Op­er­a­tor eigen­value prob­lems can be ap­prox­i­mated by the ma­trix eigen­value prob­lems of lin­ear al­ge­bra.

That al­lows stan­dard an­a­lyt­i­cal or nu­mer­i­cal tech­niques to be used in their so­lu­tion.

5.8 Re­view Ques­tions
1.

As a rel­a­tively sim­ple ex­am­ple, work out the above ideas for the 2 hy­dro­gen mol­e­cule spa­tial states and . Write the ma­trix eigen­value prob­lem and iden­tify the two eigen­val­ues and eigen­vec­tors. Com­pare with the re­sults of sec­tion 5.3.

As­sume that and have been slightly ad­justed to be or­tho­nor­mal. Then so are and or­tho­nor­mal, since the var­i­ous six-di­men­sion­al in­ner prod­uct in­te­grals, like

can ac­cord­ing to the rules of cal­cu­lus be fac­tored into three-di­men­sion­al in­te­grals as

which is zero if and are or­tho­nor­mal.

Also, do not try to find ac­tual val­ues for , , , and . As sec­tion 5.2 noted, that can only be done nu­mer­i­cally. In­stead just re­fer to as and to as :

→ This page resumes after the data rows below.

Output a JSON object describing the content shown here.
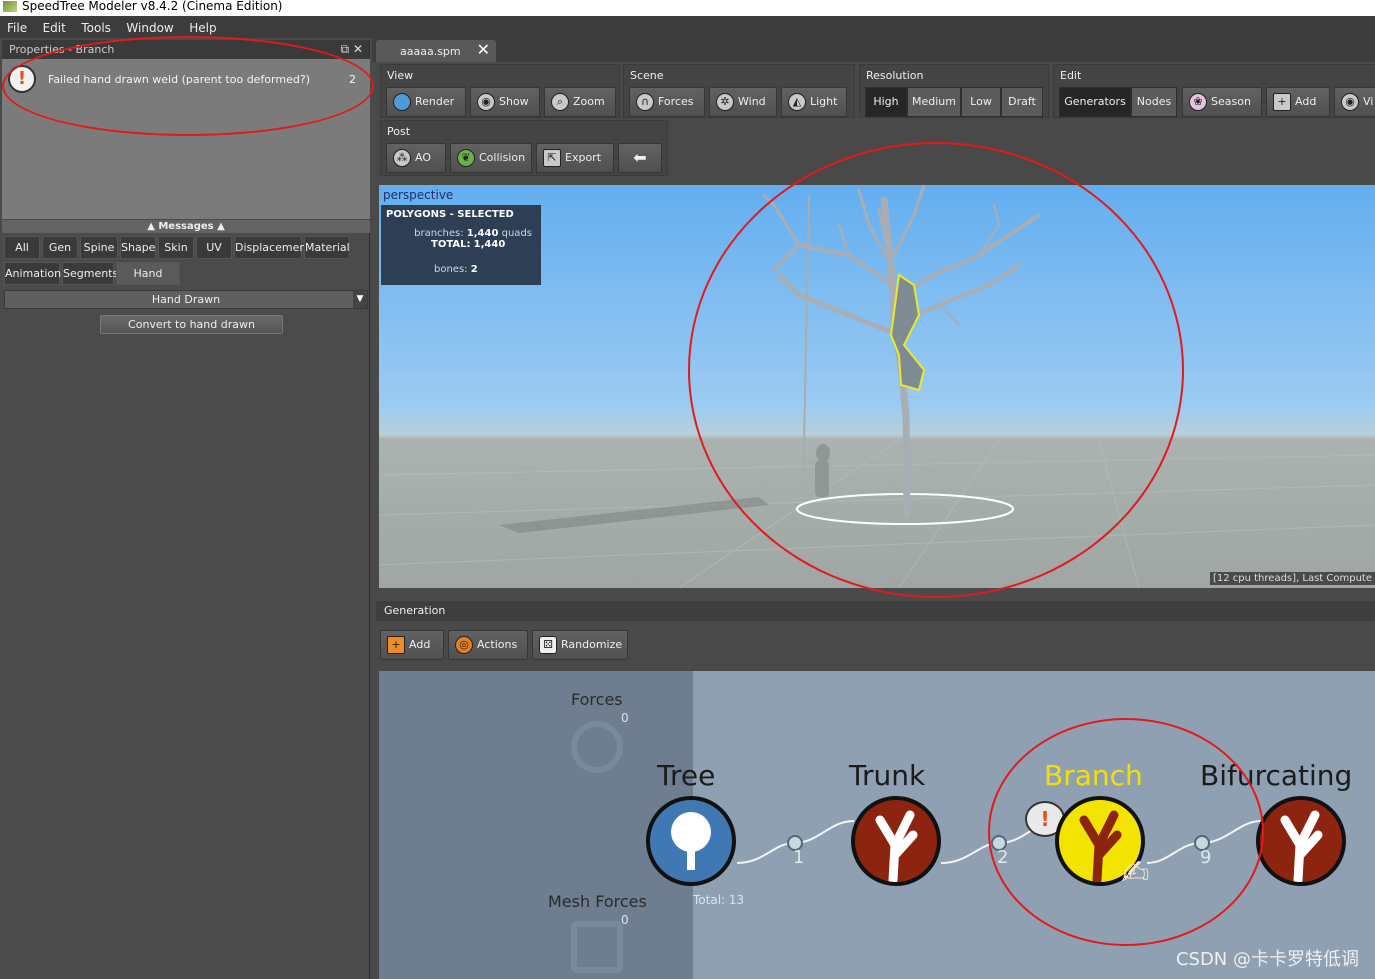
{
  "window": {
    "title": "SpeedTree Modeler v8.4.2 (Cinema Edition)"
  },
  "menu": [
    "File",
    "Edit",
    "Tools",
    "Window",
    "Help"
  ],
  "properties": {
    "header": "Properties - Branch",
    "message": {
      "text": "Failed hand drawn weld (parent too deformed?)",
      "count": "2"
    },
    "messages_label": "Messages",
    "filter_tabs": [
      "All",
      "Gen",
      "Spine",
      "Shape",
      "Skin",
      "UV",
      "Displacement",
      "Material",
      "Animation",
      "Segments",
      "Hand Drawn"
    ],
    "section_select": "Hand Drawn",
    "convert_button": "Convert to hand drawn"
  },
  "document_tab": "aaaaa.spm",
  "toolbar": {
    "view": {
      "label": "View",
      "buttons": [
        "Render",
        "Show",
        "Zoom"
      ]
    },
    "scene": {
      "label": "Scene",
      "buttons": [
        "Forces",
        "Wind",
        "Light"
      ]
    },
    "resolution": {
      "label": "Resolution",
      "options": [
        "High",
        "Medium",
        "Low",
        "Draft"
      ],
      "selected": "High"
    },
    "edit": {
      "label": "Edit",
      "options": [
        "Generators",
        "Nodes"
      ],
      "selected": "Generators",
      "buttons": [
        "Season",
        "Add",
        "Vi"
      ]
    },
    "post": {
      "label": "Post",
      "buttons": [
        "AO",
        "Collision",
        "Export"
      ]
    }
  },
  "viewport": {
    "camera": "perspective",
    "stats_title": "POLYGONS - SELECTED",
    "branches_label": "branches:",
    "branches_value": "1,440",
    "branches_unit": "quads",
    "total_label": "TOTAL:",
    "total_value": "1,440",
    "bones_label": "bones:",
    "bones_value": "2",
    "status": "[12 cpu threads], Last Compute"
  },
  "generation": {
    "header": "Generation",
    "buttons": [
      "Add",
      "Actions",
      "Randomize"
    ],
    "forces": {
      "label": "Forces",
      "count": "0"
    },
    "mesh_forces": {
      "label": "Mesh Forces",
      "count": "0"
    },
    "total": "Total: 13",
    "nodes": [
      {
        "title": "Tree",
        "out": "1"
      },
      {
        "title": "Trunk",
        "out": "2"
      },
      {
        "title": "Branch",
        "out": "9"
      },
      {
        "title": "Bifurcating"
      }
    ],
    "warning_glyph": "!"
  },
  "watermark": "CSDN @卡卡罗特低调",
  "colors": {
    "annotation": "#e3191c",
    "selected_node": "#f2e300",
    "node": "#8c2410"
  }
}
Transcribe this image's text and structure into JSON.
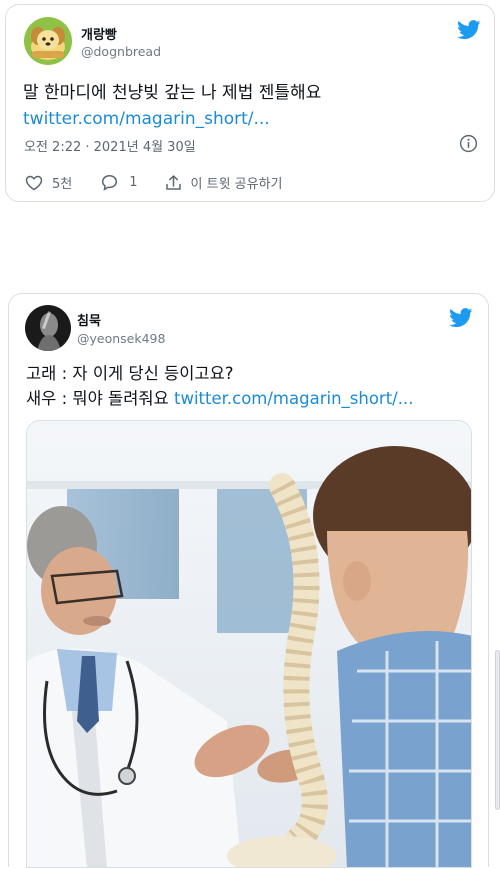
{
  "tweet1": {
    "name": "개랑빵",
    "handle": "@dognbread",
    "text": "말 한마디에 천냥빚 갚는 나 제법 젠틀해요",
    "link": "twitter.com/magarin_short/...",
    "timestamp": "오전 2:22 · 2021년 4월 30일",
    "likes": "5천",
    "replies": "1",
    "share_label": "이 트윗 공유하기",
    "icons": [
      "heart-icon",
      "reply-icon",
      "share-icon",
      "info-icon",
      "twitter-bird-icon"
    ]
  },
  "tweet2": {
    "name": "침묵",
    "handle": "@yeonsek498",
    "line1": "고래 : 자 이게 당신 등이고요?",
    "line2_prefix": "새우 : 뭐야 돌려줘요 ",
    "line2_link": "twitter.com/magarin_short/...",
    "icons": [
      "twitter-bird-icon"
    ]
  },
  "colors": {
    "accent": "#1d9bf0",
    "link": "#1b8bd6",
    "text": "#0f1419",
    "secondary": "#5b6670",
    "border": "#d9dfe4"
  }
}
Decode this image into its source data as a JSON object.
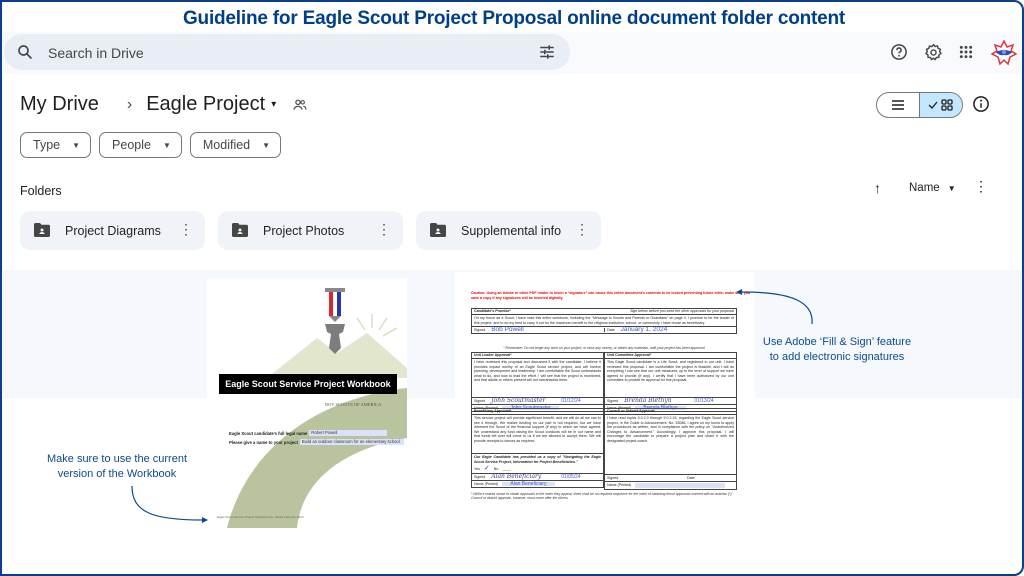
{
  "title": "Guideline for  Eagle Scout Project Proposal online document folder content",
  "topbar": {
    "search_placeholder": "Search in Drive",
    "icons": [
      "search-icon",
      "tune-icon",
      "help-icon",
      "settings-icon",
      "apps-icon",
      "bsa-logo-avatar"
    ]
  },
  "breadcrumb": {
    "root": "My Drive",
    "separator": "›",
    "current": "Eagle Project",
    "caret": "▾"
  },
  "filters": [
    {
      "label": "Type"
    },
    {
      "label": "People"
    },
    {
      "label": "Modified"
    }
  ],
  "view": {
    "selected": "grid",
    "options": [
      "list",
      "grid"
    ]
  },
  "folders_section": {
    "label": "Folders",
    "sort_field": "Name",
    "sort_direction": "ascending",
    "items": [
      {
        "name": "Project Diagrams"
      },
      {
        "name": "Project Photos"
      },
      {
        "name": "Supplemental info"
      }
    ]
  },
  "workbook": {
    "title": "Eagle Scout Service Project Workbook",
    "org": "BOY SCOUTS OF AMERICA",
    "fields": [
      {
        "label": "Eagle Scout candidate's full legal name",
        "value": "Robert Powell"
      },
      {
        "label": "Please give a name to your project",
        "value": "Build an outdoor classroom for an elementary school"
      }
    ],
    "footer": "Eagle Scout Service Project Workbook No. 2023a February 2024"
  },
  "form": {
    "caution": "Caution: Using an Adobe or other PDF reader to insert a \"signature\" can cause this entire document's contents to be locked preventing future edits; make sure you save a copy if any signatures will be inserted digitally.",
    "candidate_promise": {
      "header": "Candidate's Promise*",
      "note": "Sign below before you seek the other approvals for your proposal",
      "body": "On my honor as a Scout, I have read this entire workbook, including the \"Message to Scouts and Parents or Guardians\" on page 4. I promise to be the leader of this project, and to do my best to carry it out for the maximum benefit to the religious institution, school, or community I have chose as beneficiary.",
      "signed_label": "Signed",
      "signed": "Bob Powell",
      "date_label": "Date",
      "date": "January 1, 2024"
    },
    "reminder": "* Remember: Do not begin any work on your project, or raise any money, or obtain any materials, until your project has been approved",
    "unit_leader": {
      "header": "Unit Leader Approval*",
      "body": "I have reviewed this proposal and discussed it with the candidate. I believe it provides impact worthy of an Eagle Scout service project, and will involve planning, development and leadership. I am comfortable the Scout understands what to do, and how to lead the effort. I will see that the project is monitored, and that adults or others present will not overshadow them.",
      "signed": "John Scoutmaster",
      "date": "01/12/24",
      "name_label": "Name (Printed)",
      "name": "John Scoutmaster"
    },
    "unit_committee": {
      "header": "Unit Committee Approval*",
      "body": "This Eagle Scout candidate is a Life Scout, and registered in our unit. I have reviewed this proposal. I am comfortable the project is feasible, and I will do everything I can see that our unit measures up to the level of support we have agreed to provide (if any). I certify that I have been authorized by our unit committee to provide its approval for this proposal.",
      "signed": "Brenda Blethyn",
      "date": "01/13/24",
      "name_label": "Name (Printed)",
      "name": "Brenda Blethyn"
    },
    "beneficiary": {
      "header": "Beneficiary Approval*",
      "body": "This service project will provide significant benefit, and we will do all we can to see it through. We realize funding on our part is not required, but we have informed the Scout of the financial support (if any) to which we have agreed. We understand any fund raising the Scout conducts will be in our name and that funds left over will come to us if we are allowed to accept them. We will provide receipts to donors as required.",
      "copy_note": "Our Eagle Candidate has provided us a copy of \"Navigating the Eagle Scout Service Project, Information for Project Beneficiaries.\"",
      "yes_label": "Yes",
      "no_label": "No",
      "yes_checked": true,
      "signed": "Alan Beneficiary",
      "date": "01/05/24",
      "name_label": "Name (Printed)",
      "name": "Alan Beneficiary"
    },
    "council": {
      "header": "Council or District Approval",
      "body": "I have read topics 9.0.2.0 through 9.0.2.15, regarding the Eagle Scout service project, in the Guide to Advancement, No. 33088. I agree on my honor to apply the procedures as written, and in compliance with the policy on \"Unauthorized Changes to Advancement.\" Accordingly, I approve this proposal. I will encourage the candidate to prepare a project plan and share it with the designated project coach.",
      "signed_label": "Signed",
      "date_label": "Date",
      "name_label": "Name (Printed)"
    },
    "footnote": "* While it makes sense to obtain approvals in the order they appear, there shall be no required sequence for the order of obtaining those approvals marked with an asterisk (*). Council or district approval, however, must come after the others."
  },
  "annotations": {
    "workbook_note": [
      "Make sure to use the current",
      "version of the Workbook"
    ],
    "signature_note": [
      "Use Adobe ‘Fill & Sign’ feature",
      "to add electronic signatures"
    ]
  },
  "colors": {
    "title": "#003f87",
    "frame_border": "#0b3f8c",
    "annotation": "#0b4a8f",
    "view_active": "#c2e7ff",
    "folder_bg": "#f0f4f9",
    "caution": "#ee0000"
  }
}
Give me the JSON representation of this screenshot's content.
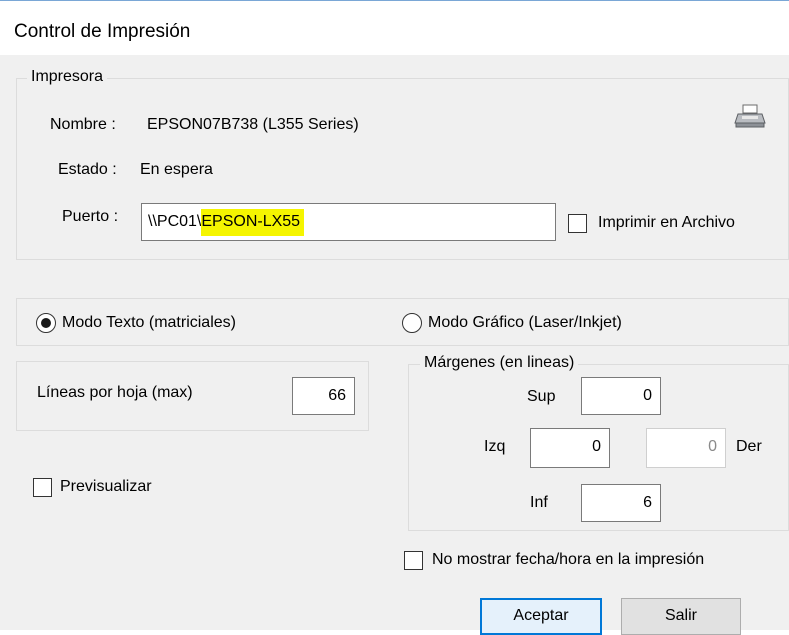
{
  "window": {
    "title": "Control de Impresión"
  },
  "printer": {
    "legend": "Impresora",
    "name_label": "Nombre :",
    "name_value": "EPSON07B738 (L355 Series)",
    "state_label": "Estado :",
    "state_value": "En espera",
    "port_label": "Puerto :",
    "port_prefix": "\\\\PC01\\",
    "port_highlight": "EPSON-LX55",
    "print_to_file_label": "Imprimir en Archivo",
    "print_to_file_checked": false,
    "icon": "printer-icon"
  },
  "mode": {
    "text_label": "Modo Texto (matriciales)",
    "graphic_label": "Modo Gráfico (Laser/Inkjet)",
    "selected": "text"
  },
  "lines": {
    "label": "Líneas por hoja (max)",
    "value": "66"
  },
  "margins": {
    "legend": "Márgenes (en lineas)",
    "sup_label": "Sup",
    "sup_value": "0",
    "izq_label": "Izq",
    "izq_value": "0",
    "der_label": "Der",
    "der_value": "0",
    "inf_label": "Inf",
    "inf_value": "6"
  },
  "preview_label": "Previsualizar",
  "no_date_label": "No mostrar fecha/hora en la impresión",
  "buttons": {
    "accept": "Aceptar",
    "exit": "Salir"
  },
  "colors": {
    "highlight": "#f5f500",
    "focus_border": "#0078d7"
  }
}
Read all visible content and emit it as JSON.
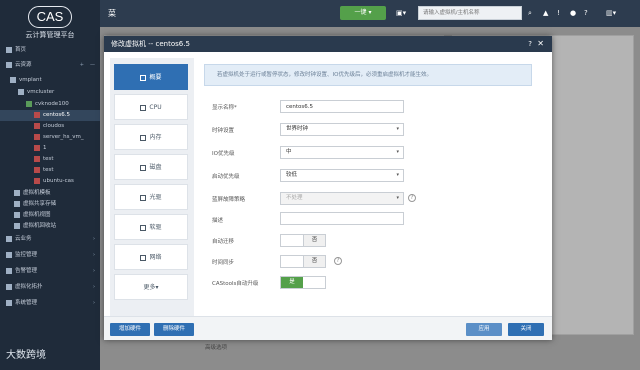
{
  "app": {
    "logo": "CAS",
    "subtitle": "云计算管理平台",
    "brand": "大数跨境"
  },
  "topbar": {
    "menu_icon": "菜",
    "onekey": "一键 ▾",
    "search_placeholder": "请输入虚拟机/主机名称"
  },
  "nav": {
    "home": "首页",
    "cloud_resources": "云资源",
    "tree": [
      "vmplant",
      "vmcluster",
      "cvknode100",
      "centos6.5",
      "cloudos",
      "server_hs_vm_",
      "1",
      "test",
      "test",
      "ubuntu-cas"
    ],
    "items": [
      "虚拟机模板",
      "虚拟共享存储",
      "虚拟机视图",
      "虚拟机回收站"
    ],
    "sections": [
      "云业务",
      "监控管理",
      "告警管理",
      "虚拟化拓扑",
      "系统管理"
    ]
  },
  "modal": {
    "title": "修改虚拟机 -- centos6.5",
    "help": "?",
    "close": "✕",
    "notice": "若虚拟机处于运行或暂停状态，修改时钟设置、IO优先级后，必须重启虚拟机才能生效。",
    "tabs": [
      "概要",
      "CPU",
      "内存",
      "磁盘",
      "光驱",
      "软驱",
      "网络",
      "更多▾"
    ],
    "form": {
      "display_name_label": "显示名称*",
      "display_name": "centos6.5",
      "clock_label": "时钟设置",
      "clock": "世界时钟",
      "io_label": "IO优先级",
      "io": "中",
      "boot_label": "启动优先级",
      "boot": "较低",
      "bluescreen_label": "蓝屏故障策略",
      "bluescreen": "不处理",
      "desc_label": "描述",
      "desc": "",
      "auto_migrate_label": "自动迁移",
      "auto_migrate": "否",
      "time_sync_label": "时间同步",
      "time_sync": "否",
      "castools_label": "CAStools自动升级",
      "castools": "是"
    },
    "footer": {
      "add_hw": "增加硬件",
      "del_hw": "删除硬件",
      "apply": "应用",
      "close": "关闭"
    }
  },
  "background": {
    "high_options": "高级选项"
  }
}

Next note that you also have

be­cause they are the ex­act same in­ner prod­uct in­te­grals; the dif­fer­ence is just which elec­tron you num­ber 1 and which one you num­ber 2 that de­ter­mines whether the wave func­tions are listed as or .
2.

Find the eigen­states for the same prob­lem, but now in­clud­ing spin.

As sec­tion 5.7 showed, the an­ti­sym­met­ric wave func­tion with spin con­sists of a sum of six Slater de­ter­mi­nants. Ig­nor­ing the highly ex­cited first and sixth de­ter­mi­nants that have the elec­trons around the same nu­cleus, the re­main­ing 4 Slater de­ter­mi­nants can be writ­ten out ex­plic­itly to give the two-par­ti­cle states

Note that the Hamil­ton­ian does not in­volve spin, to the ap­prox­i­ma­tion used in most of this book, so that, fol­low­ing the tech­niques of sec­tion 5.5, an in­ner prod­uct like can be writ­ten out like

and then mul­ti­plied out into in­ner prod­ucts of match­ing spin com­po­nents to give

The other 15 ma­trix co­ef­fi­cients can be found sim­i­larly, and most will be zero.

If you do not have ex­pe­ri­ence with lin­ear al­ge­bra, you may want to skip this ques­tion, or bet­ter, just read the so­lu­tion. How­ever, the four eigen­vec­tors are not that hard to guess; maybe eas­ier to guess than cor­rectly de­rive.